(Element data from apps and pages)
--------------------

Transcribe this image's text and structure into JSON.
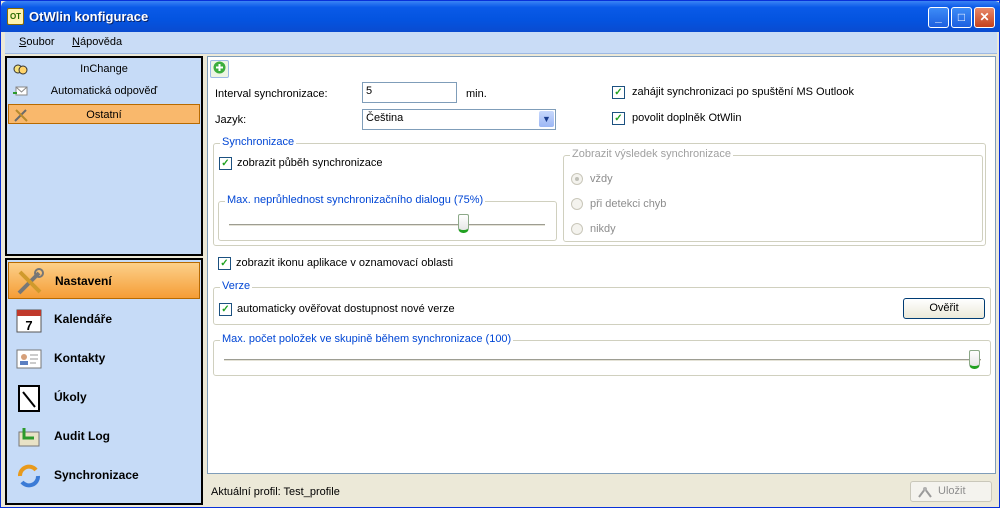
{
  "window": {
    "title": "OtWlin konfigurace",
    "icon_text": "OT",
    "min": "_",
    "max": "□",
    "close": "✕"
  },
  "menu": {
    "soubor": "Soubor",
    "soubor_key": "S",
    "soubor_rest": "oubor",
    "napoveda": "Nápověda",
    "napoveda_key": "N",
    "napoveda_rest": "ápověda"
  },
  "accounts": [
    {
      "label": "InChange",
      "icon": "inchange-icon"
    },
    {
      "label": "Automatická odpověď",
      "icon": "auto-reply-icon"
    },
    {
      "label": "Ostatní",
      "icon": "tools-icon"
    }
  ],
  "nav": [
    {
      "label": "Nastavení",
      "icon": "settings-icon",
      "glyph": "🔧"
    },
    {
      "label": "Kalendáře",
      "icon": "calendar-icon",
      "glyph": "7"
    },
    {
      "label": "Kontakty",
      "icon": "contacts-icon",
      "glyph": "▤"
    },
    {
      "label": "Úkoly",
      "icon": "tasks-icon",
      "glyph": "✎"
    },
    {
      "label": "Audit Log",
      "icon": "audit-log-icon",
      "glyph": "✉"
    },
    {
      "label": "Synchronizace",
      "icon": "sync-icon",
      "glyph": "⟳"
    }
  ],
  "settings": {
    "interval_label": "Interval synchronizace:",
    "interval_value": "5",
    "interval_unit": "min.",
    "language_label": "Jazyk:",
    "language_value": "Čeština",
    "start_sync_label": "zahájit synchronizaci po spuštění MS Outlook",
    "start_sync_checked": true,
    "enable_addin_label": "povolit doplněk OtWlin",
    "enable_addin_checked": true
  },
  "sync_group": {
    "legend": "Synchronizace",
    "show_progress_label": "zobrazit půběh synchronizace",
    "show_progress_checked": true,
    "opacity_legend": "Max. neprůhlednost synchronizačního dialogu (75%)",
    "opacity_value": 75,
    "result_legend": "Zobrazit výsledek synchronizace",
    "result_options": [
      "vždy",
      "při detekci chyb",
      "nikdy"
    ],
    "result_selected": "vždy"
  },
  "tray_icon_label": "zobrazit ikonu aplikace v oznamovací oblasti",
  "tray_icon_checked": true,
  "version_group": {
    "legend": "Verze",
    "auto_check_label": "automaticky ověřovat dostupnost nové verze",
    "auto_check_checked": true,
    "verify_button": "Ověřit"
  },
  "max_items_group": {
    "legend": "Max. počet položek ve skupině během synchronizace (100)",
    "value": 100
  },
  "status": {
    "profile_text": "Aktuální profil: Test_profile",
    "save_button": "Uložit"
  },
  "colors": {
    "accent": "#0046d5",
    "selected": "#f9b86c",
    "check": "#21a121"
  }
}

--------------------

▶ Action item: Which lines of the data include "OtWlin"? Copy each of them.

▶ Response box:
    "title": "OtWlin konfigurace",
    "enable_addin_label": "povolit doplněk OtWlin",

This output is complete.